Taste: As with the nose clean, and silky smooth. Mellow spices. There's a tad mouthfeel of menthol gum. Moderate sweet lime. Green toasted capsicum, subtle oak influence, green banana, a touch of toffee and/or scorched black sugar. Plain cashews.

Finish: A combination of mellow mint and menthol gum, and white pepper on red cabbage. Mellow oak. Medium length.

Comment: This is an exceptional whisky that is quite rightly suited to the warmer months of the year. The colour of the whisky in the first release is much darker than the second release - both in the bottle and by glass. This may suggest malt in the first release spent more time in casks compared to the second release (there may be a slight influence in lighting).


● Pure Malt Whisky - Hokuto - Aged 12 Years - Suntory 2005 (pictured right)

Nose: Whipped cream, fried pineapple, fresh banana fritters, dusty wood chips, integrated subtle sweet smoke, Allen’s fruit tingles: lemon and orange, sweet oak, salt rock, and strangely but pleasant spicy tomato juice.

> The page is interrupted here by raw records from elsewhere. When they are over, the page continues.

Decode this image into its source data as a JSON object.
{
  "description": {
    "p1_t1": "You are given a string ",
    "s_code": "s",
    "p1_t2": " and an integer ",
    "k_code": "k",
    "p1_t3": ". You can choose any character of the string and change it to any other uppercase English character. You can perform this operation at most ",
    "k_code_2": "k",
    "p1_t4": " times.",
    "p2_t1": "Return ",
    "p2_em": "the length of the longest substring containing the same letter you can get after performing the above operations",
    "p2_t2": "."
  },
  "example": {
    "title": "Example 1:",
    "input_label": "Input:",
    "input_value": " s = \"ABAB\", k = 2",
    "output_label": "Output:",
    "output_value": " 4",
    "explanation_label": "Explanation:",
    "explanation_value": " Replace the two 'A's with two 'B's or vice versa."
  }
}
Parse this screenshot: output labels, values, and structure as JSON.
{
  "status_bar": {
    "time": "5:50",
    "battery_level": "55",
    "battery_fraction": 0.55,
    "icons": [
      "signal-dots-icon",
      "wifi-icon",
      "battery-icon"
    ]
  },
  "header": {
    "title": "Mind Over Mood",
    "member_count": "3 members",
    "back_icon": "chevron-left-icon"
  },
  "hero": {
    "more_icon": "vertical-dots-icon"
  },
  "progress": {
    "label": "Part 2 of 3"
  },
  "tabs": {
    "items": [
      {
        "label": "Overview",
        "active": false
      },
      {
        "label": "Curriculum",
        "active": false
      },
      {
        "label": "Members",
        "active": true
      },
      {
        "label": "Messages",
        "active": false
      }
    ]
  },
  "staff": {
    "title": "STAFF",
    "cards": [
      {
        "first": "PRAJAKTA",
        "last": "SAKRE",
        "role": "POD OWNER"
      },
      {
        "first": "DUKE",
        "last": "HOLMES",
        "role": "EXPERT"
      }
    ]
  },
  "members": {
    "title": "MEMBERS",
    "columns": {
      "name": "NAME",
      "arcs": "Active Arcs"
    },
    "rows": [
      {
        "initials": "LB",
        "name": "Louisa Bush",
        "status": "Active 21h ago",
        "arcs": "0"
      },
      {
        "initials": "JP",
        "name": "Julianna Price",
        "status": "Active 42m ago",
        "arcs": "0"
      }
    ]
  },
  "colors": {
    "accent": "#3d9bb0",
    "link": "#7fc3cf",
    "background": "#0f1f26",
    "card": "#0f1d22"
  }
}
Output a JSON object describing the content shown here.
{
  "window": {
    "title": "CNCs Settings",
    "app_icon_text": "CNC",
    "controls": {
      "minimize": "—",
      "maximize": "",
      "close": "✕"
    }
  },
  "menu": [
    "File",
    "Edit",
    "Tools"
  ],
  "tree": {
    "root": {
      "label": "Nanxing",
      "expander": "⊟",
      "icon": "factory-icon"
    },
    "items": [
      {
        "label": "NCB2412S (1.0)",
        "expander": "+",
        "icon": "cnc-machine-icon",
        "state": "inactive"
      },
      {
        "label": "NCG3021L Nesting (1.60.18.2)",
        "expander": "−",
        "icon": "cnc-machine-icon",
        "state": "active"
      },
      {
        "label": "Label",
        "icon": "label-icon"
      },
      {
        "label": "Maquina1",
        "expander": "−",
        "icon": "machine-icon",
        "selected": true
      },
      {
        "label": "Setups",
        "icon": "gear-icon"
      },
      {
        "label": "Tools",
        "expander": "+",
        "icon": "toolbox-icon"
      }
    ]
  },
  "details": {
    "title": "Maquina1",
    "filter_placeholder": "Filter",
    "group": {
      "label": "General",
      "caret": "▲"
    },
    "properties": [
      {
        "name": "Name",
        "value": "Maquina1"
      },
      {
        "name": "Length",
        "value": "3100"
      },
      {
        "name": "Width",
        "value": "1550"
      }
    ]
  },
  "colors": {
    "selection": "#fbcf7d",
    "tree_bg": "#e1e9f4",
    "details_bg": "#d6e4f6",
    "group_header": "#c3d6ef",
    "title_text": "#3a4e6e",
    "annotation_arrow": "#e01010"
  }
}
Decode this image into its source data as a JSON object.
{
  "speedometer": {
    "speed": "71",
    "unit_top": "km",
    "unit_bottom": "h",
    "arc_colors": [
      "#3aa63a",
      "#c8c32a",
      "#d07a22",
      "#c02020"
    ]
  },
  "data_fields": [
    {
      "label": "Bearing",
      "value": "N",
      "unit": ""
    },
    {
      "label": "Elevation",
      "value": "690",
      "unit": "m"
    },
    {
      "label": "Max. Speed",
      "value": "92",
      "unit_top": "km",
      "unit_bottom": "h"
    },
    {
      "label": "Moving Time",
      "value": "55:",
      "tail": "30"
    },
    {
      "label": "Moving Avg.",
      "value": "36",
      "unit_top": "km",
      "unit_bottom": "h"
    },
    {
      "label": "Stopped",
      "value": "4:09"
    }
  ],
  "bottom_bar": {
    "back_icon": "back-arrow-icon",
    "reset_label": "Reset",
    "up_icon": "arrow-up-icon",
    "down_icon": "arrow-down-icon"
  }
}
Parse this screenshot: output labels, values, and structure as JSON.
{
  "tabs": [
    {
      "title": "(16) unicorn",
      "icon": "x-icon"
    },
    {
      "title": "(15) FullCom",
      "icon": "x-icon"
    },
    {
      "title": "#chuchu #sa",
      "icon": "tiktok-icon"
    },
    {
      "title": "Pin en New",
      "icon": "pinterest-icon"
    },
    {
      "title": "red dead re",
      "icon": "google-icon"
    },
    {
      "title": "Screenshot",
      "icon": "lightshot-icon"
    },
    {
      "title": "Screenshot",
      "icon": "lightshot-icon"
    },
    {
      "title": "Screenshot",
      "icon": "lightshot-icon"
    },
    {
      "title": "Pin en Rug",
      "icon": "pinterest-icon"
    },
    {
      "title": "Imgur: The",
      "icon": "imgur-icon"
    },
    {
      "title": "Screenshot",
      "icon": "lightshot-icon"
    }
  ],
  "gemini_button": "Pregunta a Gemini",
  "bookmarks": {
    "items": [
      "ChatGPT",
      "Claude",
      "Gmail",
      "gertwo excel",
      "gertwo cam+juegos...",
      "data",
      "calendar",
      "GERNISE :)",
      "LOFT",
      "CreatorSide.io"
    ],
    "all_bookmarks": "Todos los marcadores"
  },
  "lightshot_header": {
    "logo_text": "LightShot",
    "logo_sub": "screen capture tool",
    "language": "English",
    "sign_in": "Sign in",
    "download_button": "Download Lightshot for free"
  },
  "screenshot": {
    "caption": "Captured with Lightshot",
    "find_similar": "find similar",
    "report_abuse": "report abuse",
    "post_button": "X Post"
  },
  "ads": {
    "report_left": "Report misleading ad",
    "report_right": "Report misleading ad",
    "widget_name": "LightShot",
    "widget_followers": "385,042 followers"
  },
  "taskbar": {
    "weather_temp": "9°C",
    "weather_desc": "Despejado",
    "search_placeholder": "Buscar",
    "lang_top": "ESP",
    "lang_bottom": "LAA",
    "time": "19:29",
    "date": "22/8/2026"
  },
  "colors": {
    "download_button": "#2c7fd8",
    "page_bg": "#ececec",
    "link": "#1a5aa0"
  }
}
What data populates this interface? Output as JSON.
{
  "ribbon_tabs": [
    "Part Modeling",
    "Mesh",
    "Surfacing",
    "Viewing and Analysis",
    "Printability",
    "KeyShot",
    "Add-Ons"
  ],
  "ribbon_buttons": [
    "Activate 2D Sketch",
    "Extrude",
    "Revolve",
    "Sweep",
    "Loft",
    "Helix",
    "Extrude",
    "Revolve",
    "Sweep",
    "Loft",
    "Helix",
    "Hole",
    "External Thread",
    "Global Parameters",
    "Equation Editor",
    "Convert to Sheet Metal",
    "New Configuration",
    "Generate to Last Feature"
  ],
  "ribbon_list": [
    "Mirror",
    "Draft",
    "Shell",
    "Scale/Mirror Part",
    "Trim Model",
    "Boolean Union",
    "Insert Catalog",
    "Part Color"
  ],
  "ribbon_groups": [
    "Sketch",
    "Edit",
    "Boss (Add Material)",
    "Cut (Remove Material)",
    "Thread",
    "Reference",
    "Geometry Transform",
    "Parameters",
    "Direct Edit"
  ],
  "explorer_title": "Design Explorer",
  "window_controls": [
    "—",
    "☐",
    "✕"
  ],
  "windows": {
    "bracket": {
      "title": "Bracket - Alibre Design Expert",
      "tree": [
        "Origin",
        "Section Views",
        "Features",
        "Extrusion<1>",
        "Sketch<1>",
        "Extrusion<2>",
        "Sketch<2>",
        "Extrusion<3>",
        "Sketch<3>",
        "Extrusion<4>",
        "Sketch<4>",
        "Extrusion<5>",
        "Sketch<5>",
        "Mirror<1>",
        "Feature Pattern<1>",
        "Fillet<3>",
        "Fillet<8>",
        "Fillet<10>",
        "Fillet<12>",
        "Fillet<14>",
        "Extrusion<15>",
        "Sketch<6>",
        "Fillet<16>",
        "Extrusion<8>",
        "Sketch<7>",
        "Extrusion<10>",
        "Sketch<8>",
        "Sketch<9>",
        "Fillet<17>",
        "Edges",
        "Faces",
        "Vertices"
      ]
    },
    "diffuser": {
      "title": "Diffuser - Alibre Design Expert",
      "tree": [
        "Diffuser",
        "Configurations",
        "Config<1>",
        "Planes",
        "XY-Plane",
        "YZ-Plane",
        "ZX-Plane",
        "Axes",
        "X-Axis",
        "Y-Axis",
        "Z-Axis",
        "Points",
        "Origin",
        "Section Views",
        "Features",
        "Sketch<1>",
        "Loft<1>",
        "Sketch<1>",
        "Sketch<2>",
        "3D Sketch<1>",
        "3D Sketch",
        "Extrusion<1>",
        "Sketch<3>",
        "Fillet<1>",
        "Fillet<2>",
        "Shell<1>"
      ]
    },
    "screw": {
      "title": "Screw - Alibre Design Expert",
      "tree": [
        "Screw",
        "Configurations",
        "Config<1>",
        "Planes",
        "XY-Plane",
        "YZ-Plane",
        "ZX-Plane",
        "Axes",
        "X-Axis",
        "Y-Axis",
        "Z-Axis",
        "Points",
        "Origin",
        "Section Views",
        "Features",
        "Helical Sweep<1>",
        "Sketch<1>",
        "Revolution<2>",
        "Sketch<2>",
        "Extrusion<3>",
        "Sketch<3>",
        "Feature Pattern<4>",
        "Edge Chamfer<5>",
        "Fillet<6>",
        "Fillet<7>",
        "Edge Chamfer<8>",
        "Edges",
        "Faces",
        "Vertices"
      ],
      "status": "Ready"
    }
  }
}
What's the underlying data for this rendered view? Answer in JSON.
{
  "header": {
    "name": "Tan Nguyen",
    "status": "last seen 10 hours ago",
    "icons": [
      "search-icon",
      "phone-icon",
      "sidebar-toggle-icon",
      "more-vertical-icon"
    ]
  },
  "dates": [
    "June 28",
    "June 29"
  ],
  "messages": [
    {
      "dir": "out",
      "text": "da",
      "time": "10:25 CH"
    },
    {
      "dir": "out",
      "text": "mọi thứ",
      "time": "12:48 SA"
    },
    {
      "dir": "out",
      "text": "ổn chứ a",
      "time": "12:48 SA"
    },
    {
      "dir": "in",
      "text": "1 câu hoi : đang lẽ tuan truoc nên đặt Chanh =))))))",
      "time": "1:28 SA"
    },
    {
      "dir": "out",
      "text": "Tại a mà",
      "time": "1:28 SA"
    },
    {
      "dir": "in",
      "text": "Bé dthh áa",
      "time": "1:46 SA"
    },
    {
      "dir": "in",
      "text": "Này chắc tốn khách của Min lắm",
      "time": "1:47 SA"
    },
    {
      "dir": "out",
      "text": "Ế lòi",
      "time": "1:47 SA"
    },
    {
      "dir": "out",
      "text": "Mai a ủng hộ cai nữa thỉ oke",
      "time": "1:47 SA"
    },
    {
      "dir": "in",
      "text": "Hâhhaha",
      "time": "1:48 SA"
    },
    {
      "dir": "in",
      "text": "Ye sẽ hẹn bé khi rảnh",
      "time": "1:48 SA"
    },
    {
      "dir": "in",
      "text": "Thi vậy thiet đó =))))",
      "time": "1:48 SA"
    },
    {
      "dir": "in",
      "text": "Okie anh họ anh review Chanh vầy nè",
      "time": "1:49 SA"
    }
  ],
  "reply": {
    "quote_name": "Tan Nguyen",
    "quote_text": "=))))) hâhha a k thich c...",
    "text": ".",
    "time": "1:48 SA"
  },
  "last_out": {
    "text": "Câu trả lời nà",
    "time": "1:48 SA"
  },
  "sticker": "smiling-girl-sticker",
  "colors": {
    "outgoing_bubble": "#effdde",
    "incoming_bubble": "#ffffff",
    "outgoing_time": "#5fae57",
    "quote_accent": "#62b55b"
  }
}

Taste: Lush. Smooth and silky with gorgeous oak, a dash of concentrated lime juice, and a drop of pineapple juice from a can. The whipped cream makes itself present before spiced mixed nuts roll into the equation. The malt becomes very creamy the longer it sits.

Finish: Dry, tame, and oaky, and like the first release medium in length.

Comment: Although a mass marketed line-up of Suntory at the time, it is now ever so scarce due to its popularity, and effectively cheap price for excellent quality. It originally took me months and months to find my first bottle (second release), followed with the first release. Now I can never stop finding them. This Pure Malt ticks all the right boxes, it offers something different to Suntory’s core Yamazaki and Hakushu single malts.

To conclude, both versions retain a clean-cut, fresh, mellow citrus presentation. Both versions are very similar. However, the second release in my opinion has a sweater top note (creamy) on the nose, and is slightly more richer than the first release (only by a point or two). At the same time the first release has a slightly more sumptuous mouthfeel (again, only by a point or two). At the end of the day there are only very subtle differences. Both versions are of exceptional quality with great blending - a must have for every drinker.